• **Element data from apps and pages**
:::::

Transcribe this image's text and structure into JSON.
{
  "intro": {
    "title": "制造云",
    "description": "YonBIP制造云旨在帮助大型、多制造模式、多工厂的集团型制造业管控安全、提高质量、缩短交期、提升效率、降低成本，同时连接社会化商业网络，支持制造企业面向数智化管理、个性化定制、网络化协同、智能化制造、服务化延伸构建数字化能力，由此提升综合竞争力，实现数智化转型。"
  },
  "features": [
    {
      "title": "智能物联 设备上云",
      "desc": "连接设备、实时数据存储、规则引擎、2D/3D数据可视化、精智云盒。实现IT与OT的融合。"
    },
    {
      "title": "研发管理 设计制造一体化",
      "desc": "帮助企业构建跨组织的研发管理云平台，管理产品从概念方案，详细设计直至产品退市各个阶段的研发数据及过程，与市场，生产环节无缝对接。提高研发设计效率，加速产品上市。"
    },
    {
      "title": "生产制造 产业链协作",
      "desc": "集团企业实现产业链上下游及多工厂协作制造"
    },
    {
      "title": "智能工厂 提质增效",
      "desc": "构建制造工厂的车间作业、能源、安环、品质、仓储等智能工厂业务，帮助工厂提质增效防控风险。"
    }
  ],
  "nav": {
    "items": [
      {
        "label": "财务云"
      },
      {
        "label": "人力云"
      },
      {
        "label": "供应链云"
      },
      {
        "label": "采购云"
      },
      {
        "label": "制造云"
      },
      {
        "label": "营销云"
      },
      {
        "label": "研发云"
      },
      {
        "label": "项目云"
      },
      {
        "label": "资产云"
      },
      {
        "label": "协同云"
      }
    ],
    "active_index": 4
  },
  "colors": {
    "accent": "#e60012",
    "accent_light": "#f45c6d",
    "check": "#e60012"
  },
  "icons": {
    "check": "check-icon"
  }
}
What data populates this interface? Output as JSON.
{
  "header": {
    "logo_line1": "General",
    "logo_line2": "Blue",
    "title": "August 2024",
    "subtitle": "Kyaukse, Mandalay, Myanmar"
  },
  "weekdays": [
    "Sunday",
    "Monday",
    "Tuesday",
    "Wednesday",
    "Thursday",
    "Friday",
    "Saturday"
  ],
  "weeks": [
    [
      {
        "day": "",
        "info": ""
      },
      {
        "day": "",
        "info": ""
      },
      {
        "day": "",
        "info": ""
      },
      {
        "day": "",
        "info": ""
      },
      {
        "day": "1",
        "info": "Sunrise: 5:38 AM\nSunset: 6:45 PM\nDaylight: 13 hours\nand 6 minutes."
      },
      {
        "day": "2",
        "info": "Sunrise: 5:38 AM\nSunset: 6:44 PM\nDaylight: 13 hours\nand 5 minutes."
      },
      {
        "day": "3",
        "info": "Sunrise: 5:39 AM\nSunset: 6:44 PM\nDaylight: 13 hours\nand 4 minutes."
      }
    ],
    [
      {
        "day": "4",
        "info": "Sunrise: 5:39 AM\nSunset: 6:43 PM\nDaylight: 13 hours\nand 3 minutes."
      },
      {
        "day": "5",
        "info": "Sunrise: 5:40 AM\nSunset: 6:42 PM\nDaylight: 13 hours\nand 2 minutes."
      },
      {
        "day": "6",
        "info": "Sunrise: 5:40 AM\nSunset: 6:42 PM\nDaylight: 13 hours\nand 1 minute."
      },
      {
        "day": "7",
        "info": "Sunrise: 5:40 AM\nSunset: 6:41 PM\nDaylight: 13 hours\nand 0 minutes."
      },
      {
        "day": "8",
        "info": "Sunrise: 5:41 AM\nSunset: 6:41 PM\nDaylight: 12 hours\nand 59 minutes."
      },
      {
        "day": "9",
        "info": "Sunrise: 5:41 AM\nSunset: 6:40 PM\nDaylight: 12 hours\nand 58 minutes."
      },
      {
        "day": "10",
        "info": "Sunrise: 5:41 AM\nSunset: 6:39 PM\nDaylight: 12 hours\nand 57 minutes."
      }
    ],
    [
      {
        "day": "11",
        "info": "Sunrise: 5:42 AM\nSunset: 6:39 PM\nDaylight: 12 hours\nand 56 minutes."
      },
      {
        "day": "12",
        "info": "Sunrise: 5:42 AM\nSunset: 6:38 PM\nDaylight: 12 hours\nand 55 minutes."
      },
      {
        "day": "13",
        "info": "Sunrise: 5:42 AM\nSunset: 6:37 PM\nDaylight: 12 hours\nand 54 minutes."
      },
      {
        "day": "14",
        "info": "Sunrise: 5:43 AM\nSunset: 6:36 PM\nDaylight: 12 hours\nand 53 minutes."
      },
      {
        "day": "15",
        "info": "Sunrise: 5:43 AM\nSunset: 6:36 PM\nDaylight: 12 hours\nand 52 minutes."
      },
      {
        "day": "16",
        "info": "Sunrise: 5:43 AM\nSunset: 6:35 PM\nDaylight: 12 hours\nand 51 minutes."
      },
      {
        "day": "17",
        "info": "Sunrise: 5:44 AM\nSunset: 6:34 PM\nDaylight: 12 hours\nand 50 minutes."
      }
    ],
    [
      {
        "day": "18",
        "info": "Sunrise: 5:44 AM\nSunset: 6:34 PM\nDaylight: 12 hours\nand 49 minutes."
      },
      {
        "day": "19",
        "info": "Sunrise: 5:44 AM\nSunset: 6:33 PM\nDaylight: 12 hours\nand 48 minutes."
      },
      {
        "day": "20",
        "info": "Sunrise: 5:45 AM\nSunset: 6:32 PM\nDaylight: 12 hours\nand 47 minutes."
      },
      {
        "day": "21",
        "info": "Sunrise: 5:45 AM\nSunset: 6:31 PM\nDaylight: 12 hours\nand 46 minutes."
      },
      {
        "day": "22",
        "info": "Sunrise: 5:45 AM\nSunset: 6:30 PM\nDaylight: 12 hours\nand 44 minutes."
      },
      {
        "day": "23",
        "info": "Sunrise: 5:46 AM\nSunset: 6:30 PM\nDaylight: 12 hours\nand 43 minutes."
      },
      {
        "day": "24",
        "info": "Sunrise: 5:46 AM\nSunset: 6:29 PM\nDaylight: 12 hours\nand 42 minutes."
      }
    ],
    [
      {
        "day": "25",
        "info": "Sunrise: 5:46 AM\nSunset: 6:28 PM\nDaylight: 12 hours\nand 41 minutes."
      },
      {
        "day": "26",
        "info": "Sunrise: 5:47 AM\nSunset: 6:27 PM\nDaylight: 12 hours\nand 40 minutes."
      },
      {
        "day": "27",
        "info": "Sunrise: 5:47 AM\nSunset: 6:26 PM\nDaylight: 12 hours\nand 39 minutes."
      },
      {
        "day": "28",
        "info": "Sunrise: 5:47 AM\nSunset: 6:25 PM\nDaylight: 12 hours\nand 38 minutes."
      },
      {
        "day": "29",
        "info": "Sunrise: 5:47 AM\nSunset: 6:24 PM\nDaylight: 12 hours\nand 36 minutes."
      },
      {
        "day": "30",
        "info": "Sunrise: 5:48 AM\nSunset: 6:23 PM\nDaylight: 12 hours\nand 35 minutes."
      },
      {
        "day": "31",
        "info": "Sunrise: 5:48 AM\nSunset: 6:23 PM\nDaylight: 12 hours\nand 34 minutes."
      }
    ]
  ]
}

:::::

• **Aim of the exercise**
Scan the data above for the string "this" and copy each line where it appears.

• **Answer box**
Transcribe this image's text and structure into JSON.
What data populates this interface? Output as JSON.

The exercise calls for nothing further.